(Stored data entries)
'''
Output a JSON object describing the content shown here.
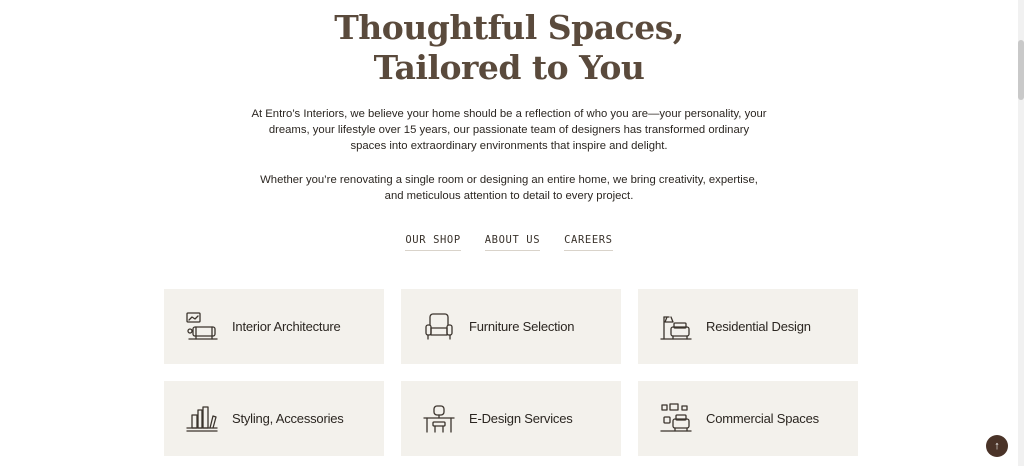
{
  "hero": {
    "title_line1": "Thoughtful Spaces,",
    "title_line2": "Tailored to You",
    "paragraph1": "At Entro’s Interiors, we believe your home should be a reflection of who you are—your personality, your dreams, your lifestyle over 15 years, our passionate team of designers has transformed ordinary spaces into extraordinary environments that inspire and delight.",
    "paragraph2": "Whether you’re renovating a single room or designing an entire home, we bring creativity, expertise, and meticulous attention to detail to every project."
  },
  "nav": {
    "links": [
      {
        "label": "OUR SHOP"
      },
      {
        "label": "ABOUT US"
      },
      {
        "label": "CAREERS"
      }
    ]
  },
  "services": [
    {
      "label": "Interior Architecture",
      "icon": "interior-architecture-icon"
    },
    {
      "label": "Furniture Selection",
      "icon": "armchair-icon"
    },
    {
      "label": "Residential Design",
      "icon": "residential-design-icon"
    },
    {
      "label": "Styling, Accessories",
      "icon": "books-shelf-icon"
    },
    {
      "label": "E-Design Services",
      "icon": "desk-chair-icon"
    },
    {
      "label": "Commercial Spaces",
      "icon": "commercial-spaces-icon"
    }
  ],
  "back_to_top": {
    "icon": "arrow-up-icon",
    "glyph": "↑"
  },
  "colors": {
    "title": "#5a4a3c",
    "card_bg": "#f3f1ec",
    "button_bg": "#4a3328"
  }
}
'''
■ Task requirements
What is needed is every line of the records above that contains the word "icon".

■ Response below
      "icon": "interior-architecture-icon"
      "icon": "armchair-icon"
      "icon": "residential-design-icon"
      "icon": "books-shelf-icon"
      "icon": "desk-chair-icon"
      "icon": "commercial-spaces-icon"
    "icon": "arrow-up-icon",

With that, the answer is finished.